3. Lazy Sunday
There is nary a ten-second stretch of Chris Parnell and Andy Samberg's Lazy Sunday that isn't eminently quotable. The success of the "Narnia Rap," which first aired as an "SNL Digital Short" on December 17's episode of Saturday Night Live, was literally an overnight hit on the web, and the song's "Chronic—WHAT!—cles of Narnia" hook and irresistable lines like "Mr. Pibb and Red Vines equals Crazy Delicious" were immediately taken up as the hottest catchphrases since "all your base are belong to us." The music video, which follows in the footsteps of videos produced by Samberg and his friends Akiva Schaffer and Jorma Taccone—now writers for Saturday Night Live—for their comedy web site The Lonely Island, is being hailed by some as some of the best work seen on SNL in years. NBC didn't waste much time in capitalizing on the song's success and quickly released the video as a free download on iTunes and the Saturday Night Live web site.
2. Sony BMG's XCP rootkit fiasco
Perhaps this year's biggest corporate blunder in the tech world was Sony BMG's inclusion of a DRM system on its music CDs which contained a rootkit that, among other things, compromised the security of any computer they were played in. Sony first tried to ignore, and then bury, the controversey, with president of Sony's digital business division Thomas Hesse's infamous "Most people don't even know what a rootkit is, so why should they care about it?" earning a Foot-in-Mouth award from Wired News. The buzz kept growing, however, until the inevitable class action lawsuit was filed and Sony swung into full damage-control mode. This week Sony proposed a settlement that would have it recall all of its XCP-infected CDs and offer their owners a bunch of free downloads or $7.50 in cash. While this is surely not the end of invasive DRM, it undoubtedly proved a wake-up call for businesses who have yet to learn that there's a fine line between protecting their content and pissing off their customers.
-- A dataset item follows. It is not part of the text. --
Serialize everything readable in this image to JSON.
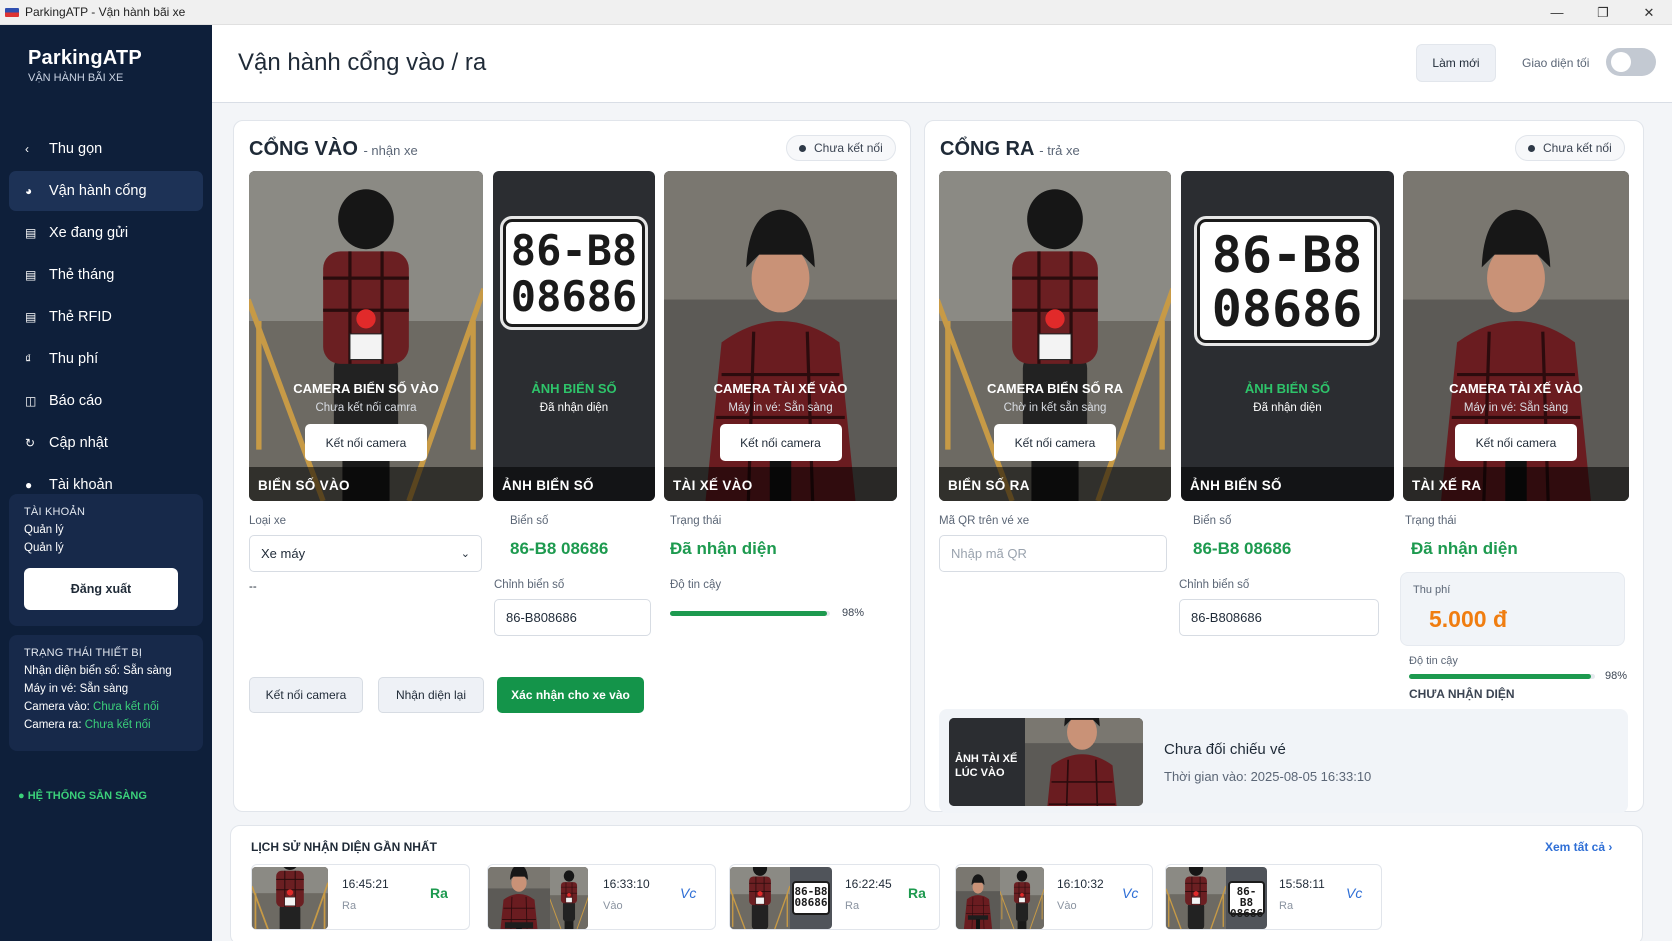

1. Kanye West: "George Bush doesn't care about black people."
If there was an award for most awkward pause of the year, it would go to the one immediately after Kanye West uttered his now-immortal words. It all started out innocently: During a call for donations during September 2nd's Hurricane Katrina benefit concert, Mike Myers sticks to the teleprompter, but when it's West's turn to talk he deviates from the script. After a minute and four seconds of Kanye's raw opinion, Myers, visibly uncomfortable, tries to hop back on-script. That's when Kanye drops his bombshell: "George Bush doesn't care about black people."
The script departure was cut from the west coast rebroadcast of the concert, but the video was online within hours, followed hastily by a statement from NBC and a great flurry of blogger and water cooler activity. One of the most talked-about moments of the year, it even spawned a remix of Kanye's hit song "Gold Digger" called "George Bush Don't Like Black People." A month later, West and Myers commemorated the event with a surprise appearance by Myers on Saturday Night Live.
Okay, here's your chance to rip this list apart. What unforgettable moment did we omit? What did we include that doesn't deserve, in a million years, to be on a list like this? Chime in in the comments below.